A landmark art deco cinema "left to ruin" in the heart of Edinburgh's Leith is to be reborn as a cultural venue next year.

The State Cinema, opened in 1938 and home for a number of different uses since, is to be part of the Hidden Door festival in May and June.

The festival is also to return to the Leith Theatre, which is in the process of raising funds for a major redevelopment.

This year's cultural festival drew 13,000 visitors to Leith Theatre.

Irvine Welsh is one of the patrons of the theatre's drive to raise funds, between £8m and £10m is needed, to become a full time venue again.

David Martin, Creative Director of Hidden Door, said: "This year’s festival left the public - not to mention the Hidden Door team and contributors - wanting more.

"Leith Theatre has enormous potential to be the venue the city is crying out for, and we can’t wait to continue the journey with the Trust and everyone involved in bringing it back to life permanently.”

Jack Hunter, the Chair of Leith Theatre Trust added: "Next year marks a developing partnership approach between us and we will be working together to gain funding so that we can regenerate the amazing art deco building that is Leith Theatre.

"Hidden Door really helped put us on the map for a lot of people in 2017."

The use of the State Cinema is currently the subject of "early discussions".

It is now owned by Edinburgh property developers Glencairn Properties, who intend to redevelop the building.

However Hidden Door wish to use the building, on Great Junction Street, as a temporary venue.

Hazel Johnson, site team leader, said: “There’s a lot to do there, but Hidden Door has always been up for the challenge and this felt like the perfect addition to our plans for the theatre just around the corner.

"The developers have been very open to the possibility of using the cinema, and it’s a great match for our skills in bringing spaces back to life.

"Now, more than ever, we’re going to need the people of Edinburgh and Leith to get on board and support us to make something

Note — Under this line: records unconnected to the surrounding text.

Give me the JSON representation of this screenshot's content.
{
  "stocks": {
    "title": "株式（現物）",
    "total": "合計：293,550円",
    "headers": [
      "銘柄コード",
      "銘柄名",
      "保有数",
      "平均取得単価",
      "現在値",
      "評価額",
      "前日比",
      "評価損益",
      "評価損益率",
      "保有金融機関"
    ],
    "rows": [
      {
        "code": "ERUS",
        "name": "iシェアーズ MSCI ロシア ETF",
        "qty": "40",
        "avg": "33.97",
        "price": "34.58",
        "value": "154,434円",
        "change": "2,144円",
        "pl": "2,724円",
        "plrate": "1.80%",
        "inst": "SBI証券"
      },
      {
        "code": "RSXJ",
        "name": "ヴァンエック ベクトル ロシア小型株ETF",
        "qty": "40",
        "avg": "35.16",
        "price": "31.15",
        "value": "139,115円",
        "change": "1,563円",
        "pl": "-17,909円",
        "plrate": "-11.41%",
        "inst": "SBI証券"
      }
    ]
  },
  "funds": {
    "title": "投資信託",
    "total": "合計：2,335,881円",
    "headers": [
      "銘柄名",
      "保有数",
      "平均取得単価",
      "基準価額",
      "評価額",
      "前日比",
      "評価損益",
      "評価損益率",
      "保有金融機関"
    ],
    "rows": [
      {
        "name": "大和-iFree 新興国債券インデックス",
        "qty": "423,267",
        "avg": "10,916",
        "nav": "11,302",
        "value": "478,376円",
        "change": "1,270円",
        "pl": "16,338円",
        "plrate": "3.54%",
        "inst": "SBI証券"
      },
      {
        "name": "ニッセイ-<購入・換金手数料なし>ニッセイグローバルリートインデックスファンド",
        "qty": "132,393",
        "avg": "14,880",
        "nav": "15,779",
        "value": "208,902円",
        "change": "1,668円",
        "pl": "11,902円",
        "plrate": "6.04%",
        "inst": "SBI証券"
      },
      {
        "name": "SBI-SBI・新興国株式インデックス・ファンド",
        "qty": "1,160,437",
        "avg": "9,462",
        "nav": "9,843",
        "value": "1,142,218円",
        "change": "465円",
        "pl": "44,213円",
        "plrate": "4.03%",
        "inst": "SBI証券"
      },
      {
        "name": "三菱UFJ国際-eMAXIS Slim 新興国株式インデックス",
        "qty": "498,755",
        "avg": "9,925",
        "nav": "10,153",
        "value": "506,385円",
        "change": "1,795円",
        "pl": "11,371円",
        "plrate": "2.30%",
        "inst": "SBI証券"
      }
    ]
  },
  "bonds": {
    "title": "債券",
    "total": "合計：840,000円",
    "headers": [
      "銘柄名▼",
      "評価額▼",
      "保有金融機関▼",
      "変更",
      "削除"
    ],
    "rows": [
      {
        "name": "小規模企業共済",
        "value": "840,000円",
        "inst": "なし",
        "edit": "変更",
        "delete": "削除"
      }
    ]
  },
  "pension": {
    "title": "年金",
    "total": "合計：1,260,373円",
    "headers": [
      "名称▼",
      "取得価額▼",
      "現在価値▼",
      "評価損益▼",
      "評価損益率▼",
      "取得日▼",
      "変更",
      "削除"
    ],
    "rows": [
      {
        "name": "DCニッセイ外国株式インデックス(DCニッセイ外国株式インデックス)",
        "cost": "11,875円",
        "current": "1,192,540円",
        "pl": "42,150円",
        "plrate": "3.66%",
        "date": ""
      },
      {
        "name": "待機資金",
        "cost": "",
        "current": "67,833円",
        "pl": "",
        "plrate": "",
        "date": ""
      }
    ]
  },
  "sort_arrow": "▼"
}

incredible happen in Leith next May”.

Daryl Teague, director of Glencairn Properties, said: “The cinema building, originally designed by architect Sir James Miller, first opened in December 1938 as part of a multi-use leisure development.

"It’s fitting that this incredible building, that’s sadly been left to ruin over recent years, will provide a backdrop for the arts in Edinburgh. "We’re delighted to help play our part in supporting the Hidden Door festival and look forward to seeing the space transformed once again."

Hidden Door is currently inviting proposals for visual art, theatre, spoken work , dance and

film to be part in the 2018 festival.

The festival has steadily grown since 2014, when it cleared out the abandoned Market Street vaults to run a 9-day arts festival.

In 2015 the festival moved to a courtyard behind Kings’ Stables Road, and returned to the same site in 2016, attracting over 12,000 visitors.